How does Oklahoma City Public Schools stop frequent superintendent turnover?
July 02, 2017
Oklahoma City Public Schools has had 11 superintendents since 2000. There's one primary reason for this and the community need only look in the mirror to figure it out.
Being a superintendent in any district is a very difficult job. In a high poverty, urban district the challenges are especially great. The average superintendent tenure nationally is 3.2 years. In Oklahoma City Public Schools it is about 20 months. This constant turnover builds a culture both within and outside of the district that is not conducive to the type of change needed to allow our schools to succeed. No matter how you look at it, this is very bad for our kids.
Being a school board member is also a difficult job. The OKCPS Board of Education is elected and they have ultimate say over evaluating the superintendent. They do not have the role of influencing day to day decisions, but do vote on major contracts, hiring contracts and potential school closures, among other things. Like all elected officials, they are influenced by the voters that elected them. These voters include citizens who are parents and those who are not. Both need to play an active role in advocating for successful schools. But, it is critically important for all to take the long view and support changes that, while difficult, work to create sustainable improvements for all children.
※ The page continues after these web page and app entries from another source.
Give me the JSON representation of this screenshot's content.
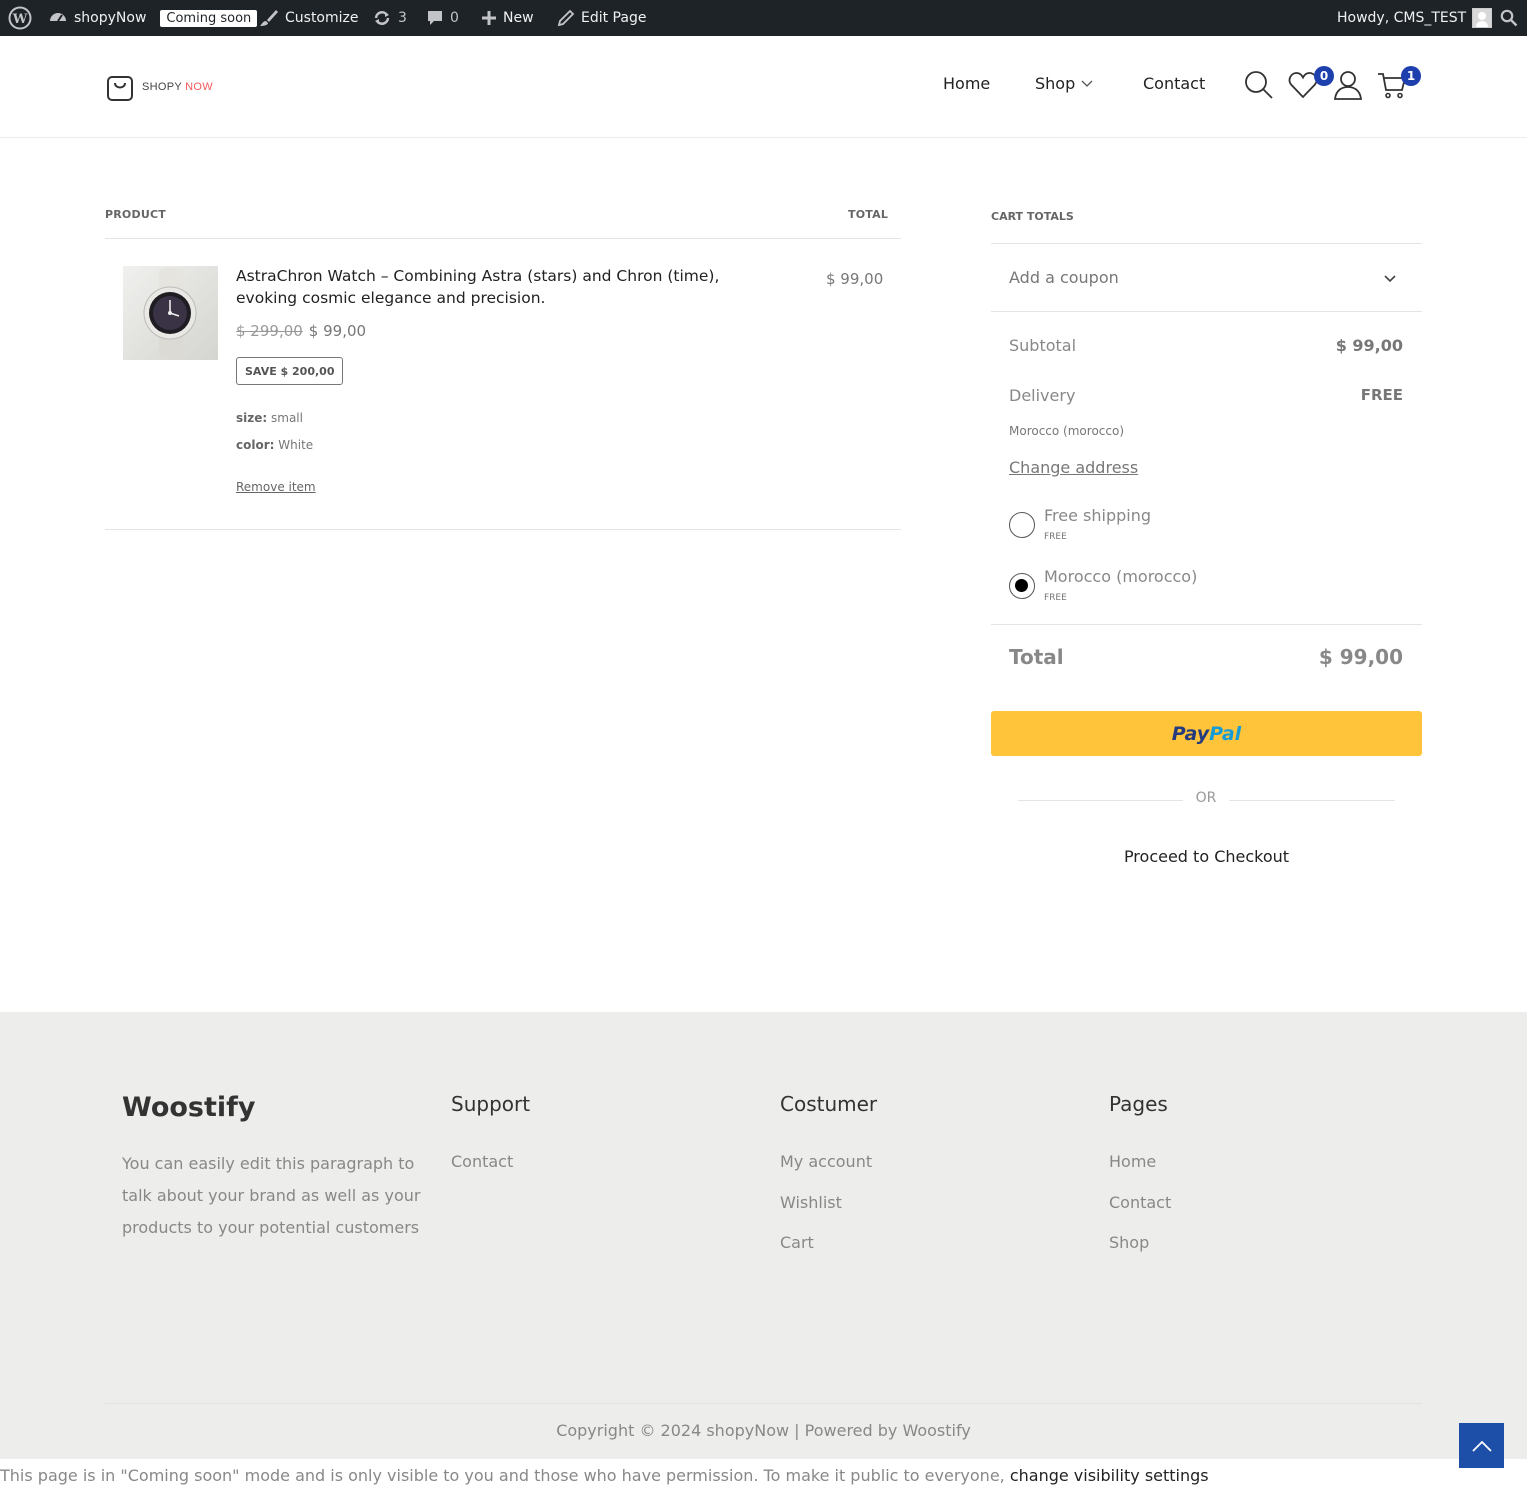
{
  "admin_bar": {
    "site_name": "shopyNow",
    "coming_soon": "Coming soon",
    "customize": "Customize",
    "updates_count": "3",
    "comments_count": "0",
    "new_label": "New",
    "edit_page": "Edit Page",
    "howdy": "Howdy, CMS_TEST"
  },
  "header": {
    "logo_left": "SHOPY ",
    "logo_right": "NOW",
    "nav": {
      "home": "Home",
      "shop": "Shop",
      "contact": "Contact"
    },
    "wishlist_count": "0",
    "cart_count": "1"
  },
  "cart": {
    "col_product": "PRODUCT",
    "col_total": "TOTAL",
    "item": {
      "title": "AstraChron Watch – Combining Astra (stars) and Chron (time), evoking cosmic elegance and precision.",
      "old_price": "$ 299,00",
      "price": "$ 99,00",
      "save": "SAVE $ 200,00",
      "size_label": "size:",
      "size_value": "small",
      "color_label": "color:",
      "color_value": "White",
      "remove": "Remove item",
      "line_total": "$ 99,00"
    }
  },
  "totals": {
    "title": "CART TOTALS",
    "coupon": "Add a coupon",
    "subtotal_label": "Subtotal",
    "subtotal_value": "$ 99,00",
    "delivery_label": "Delivery",
    "delivery_value": "FREE",
    "delivery_location": "Morocco (morocco)",
    "change_address": "Change address",
    "shipping_options": [
      {
        "label": "Free shipping",
        "price": "FREE",
        "selected": false
      },
      {
        "label": "Morocco (morocco)",
        "price": "FREE",
        "selected": true
      }
    ],
    "total_label": "Total",
    "total_value": "$ 99,00",
    "paypal_pay": "Pay",
    "paypal_pal": "Pal",
    "or": "OR",
    "checkout": "Proceed to Checkout"
  },
  "footer": {
    "brand": "Woostify",
    "paragraph": "You can easily edit this paragraph to talk about your brand as well as your products to your potential customers",
    "support": {
      "heading": "Support",
      "links": [
        "Contact"
      ]
    },
    "customer": {
      "heading": "Costumer",
      "links": [
        "My account",
        "Wishlist",
        "Cart"
      ]
    },
    "pages": {
      "heading": "Pages",
      "links": [
        "Home",
        "Contact",
        "Shop"
      ]
    },
    "copyright": "Copyright © 2024 shopyNow | Powered by Woostify"
  },
  "notice": {
    "text": "This page is in \"Coming soon\" mode and is only visible to you and those who have permission. To make it public to everyone, ",
    "link": "change visibility settings"
  },
  "colors": {
    "admin_bar": "#1d2327",
    "badge": "#1e3fae",
    "paypal": "#ffc439",
    "footer_bg": "#ededeb",
    "logo_accent": "#f05a5a"
  }
}
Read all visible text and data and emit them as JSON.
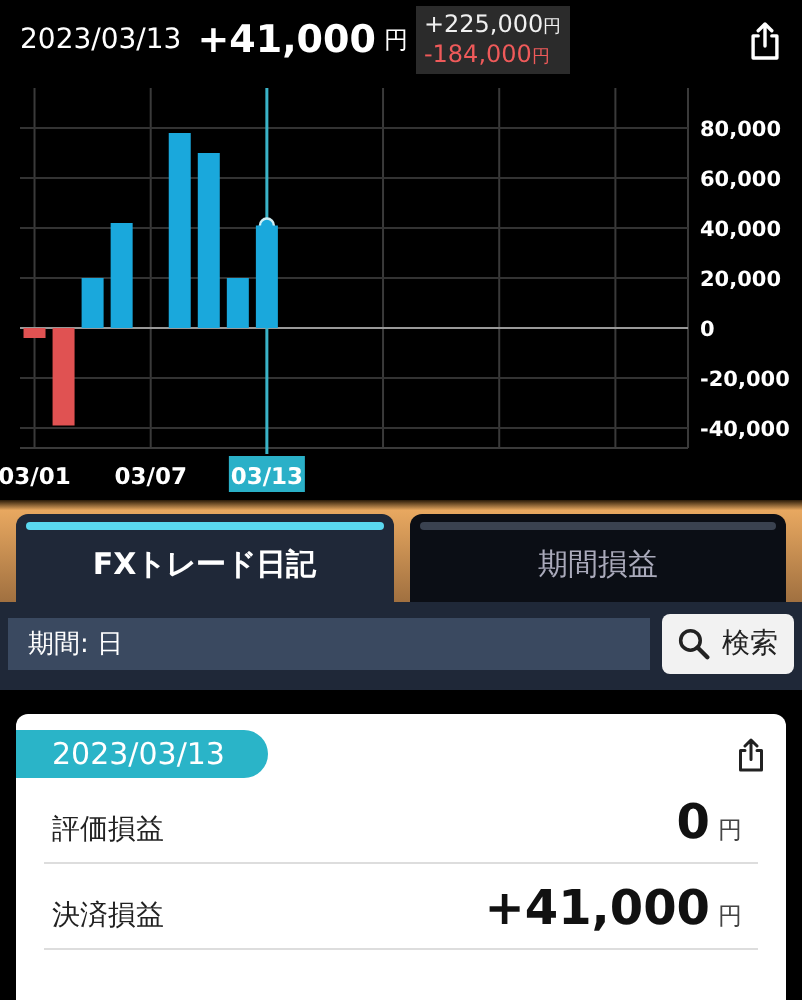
{
  "header": {
    "date": "2023/03/13",
    "pnl": "+41,000",
    "unit": "円",
    "breakdown": [
      {
        "kind": "gain",
        "amount": "+225,000",
        "unit": "円"
      },
      {
        "kind": "loss",
        "amount": "-184,000",
        "unit": "円"
      }
    ]
  },
  "chart": {
    "chart_data": {
      "type": "bar",
      "categories": [
        "03/01",
        null,
        null,
        null,
        "03/07",
        null,
        null,
        null,
        "03/13",
        null,
        null,
        null,
        null,
        null,
        null,
        null,
        null,
        null,
        null,
        null,
        null,
        null,
        null
      ],
      "series": [
        {
          "color": "#1aa8dc",
          "values": [
            null,
            null,
            20000,
            42000,
            null,
            78000,
            70000,
            20000,
            41000,
            null,
            null,
            null,
            null,
            null,
            null,
            null,
            null,
            null,
            null,
            null,
            null,
            null,
            null
          ]
        },
        {
          "color": "#e05252",
          "values": [
            -4000,
            -39000,
            null,
            null,
            null,
            null,
            null,
            null,
            null,
            null,
            null,
            null,
            null,
            null,
            null,
            null,
            null,
            null,
            null,
            null,
            null,
            null,
            null
          ]
        }
      ],
      "grid": true,
      "ylim": [
        -48000,
        96000
      ],
      "yticks": [
        {
          "value": 80000,
          "label": "80,000"
        },
        {
          "value": 60000,
          "label": "60,000"
        },
        {
          "value": 40000,
          "label": "40,000"
        },
        {
          "value": 20000,
          "label": "20,000"
        },
        {
          "value": 0,
          "label": "0"
        },
        {
          "value": -20000,
          "label": "-20,000"
        },
        {
          "value": -40000,
          "label": "-40,000"
        }
      ]
    }
  },
  "tabs": [
    {
      "label": "FXトレード日記",
      "selected": true
    },
    {
      "label": "期間損益",
      "selected": false
    }
  ],
  "search": {
    "value": "期間: 日",
    "button": "検索"
  },
  "card": {
    "date": "2023/03/13",
    "rows": [
      {
        "label": "評価損益",
        "value": "0",
        "unit": "円"
      },
      {
        "label": "決済損益",
        "value": "+41,000",
        "unit": "円"
      }
    ]
  }
}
When combined with political pressure, the superintendent's job becomes more than difficult, it becomes impossible. Tying her hands and not allowing her the ability to do what is best (in her role as leader and as a professional educator) will continue to hold OKCPS back. Rubber stamping is not the suggestion here. Differing views and respectful discussion is part of our makeup as Americans and that should always be part of the mix. Assuming good intentions and hearing all points of view, while supporting those we put in charge and trusting them to make good decisions is critical. Lack of trust and assuming bad intentions makes progress unlikely, especially in times of poor funding and so many pressing social issues within our schools.
How do we as a community put a stop to the superintendent turnover madness? As the saying goes, if you're not part of the solution, you're part of the problem. We must join together in a positive way, have tough conversations about change that is needed, stay focused on the big issues and support the OKCPS superintendent as she makes tough decisions for the good of all children Until that happens, we will continue to have no forward movement and will likely continue to have turnover in this critical leadership position. That is a tragedy for our city. This is especially a tragedy for our kids.
Read Mary Mélon's original NewsOK editorial.